erythema margina´tum rheuma´ticum a superficial, often asymptomatic, form of gyrate erythema associated with some cases of rheumatic fever, which is characterized by the presence on the trunk and extensor surfaces of the extremities of a transient eruption of flat to slightly indurated, nonscaling, and usually multiple lesions.
erythema mi´grans geographic tongue.
erythema multifor´me a symptom complex representing a reaction of the skin and mucous membranes secondary to various known, suspected, and unknown factors, including infections, ingestants, physical agents, malignancy, and pregnancy. The conditions in the complex are characterized by the sudden onset of a reddened macular, bullous, papular, or vesicular eruption, the characteristic lesion being the iris, bull's eye, or target lesion, which consists of a central papule with two or more concentric rings. The complex includes a mild self-limited mucocutaneous form (erythema multiforme minor) and a severe, sometimes fatal, multisystem form (stevens-johnson syndrome).
erythema nodo´sum a type of panniculitis occurring usually as a hypersensitivity reaction to multiple provoking agents, including various infections, drugs, sarcoidosis, and certain enteropathies. It may also be of idiopathic origin. It most often affects young women and is characterized by the development of crops of transient, inflammatory, nonulcerating nodules that are usually tender, multiple, and bilateral, and most commonly located on the shins; the lesions involute slowly, leaving bruiselike patches without scarring. The acute disease is often associated with fever, malaise, and arthralgias. A chronic variant sometimes occurs without any serious associated systemic disease.
toxic erythema (erythema tox´icum) a generalized erythematous or erythematomacular eruption due to administration of a drug or to bacterial or other toxins or associated with various systemic diseases.
erythema tox´icum neonato´rum a benign, idiopathic, very common, generalized, transient eruption occurring in infants during the first week of life, usually consisting of small papules or pustules that become sterile, yellow-white, firm vesicles surrounded by an erythematous halo and some edema.

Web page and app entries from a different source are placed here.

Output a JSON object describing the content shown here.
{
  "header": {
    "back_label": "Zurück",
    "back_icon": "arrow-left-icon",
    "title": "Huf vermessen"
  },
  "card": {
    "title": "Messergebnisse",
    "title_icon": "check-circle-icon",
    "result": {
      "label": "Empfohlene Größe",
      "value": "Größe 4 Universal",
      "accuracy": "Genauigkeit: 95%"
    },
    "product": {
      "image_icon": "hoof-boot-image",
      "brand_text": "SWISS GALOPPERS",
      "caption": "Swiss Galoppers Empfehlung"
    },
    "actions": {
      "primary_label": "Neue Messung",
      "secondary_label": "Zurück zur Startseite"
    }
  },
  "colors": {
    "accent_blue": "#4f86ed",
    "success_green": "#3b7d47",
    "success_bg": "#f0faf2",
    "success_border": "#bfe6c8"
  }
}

er·y·the·ma tox·i·cum

an innocuous, self-limited rash of unknown cause that affects neonates; consists of papules, vesicles, and pustules on a pink base, and occurs on the trunk, face, and extremities.

er·y·the·ma tox·i·cum

(er'i-thē'mă tok'si-kŭm)
Flushing of the skin due to allergic reaction to some toxic substance.
References in periodicals archive ?
Table IX shows that Neonates weighing above 2.5 kg showed a higher incidence of erythema toxicum neonatorum (Rohr 1975, Kulkarni 1996), which was also reported in earlier studies.
Majority of the lesions of erythema toxicum neonatorum, physiological jaundice and physiological scaling appeared on 2nd, 4th and 5th day respectively.
(68-10) Similarly, erythema toxicum was the most common non-birthmark skin change in non-white Asian neonates but was the least frequent in European (German) neonates.
CMN (Congenital melanocytic nevus), CMTC (cutis marmorata telangiectatica congenita), ETN (erythema toxicum neonatorum)
Significant p value, ETN (erythema toxicum neonatorum)
In the noninfectious category, conditions presenting as vesiculopustular lesions include erythema toxicum neonatorum, which presents as papules, pustules, and blotchy erythema.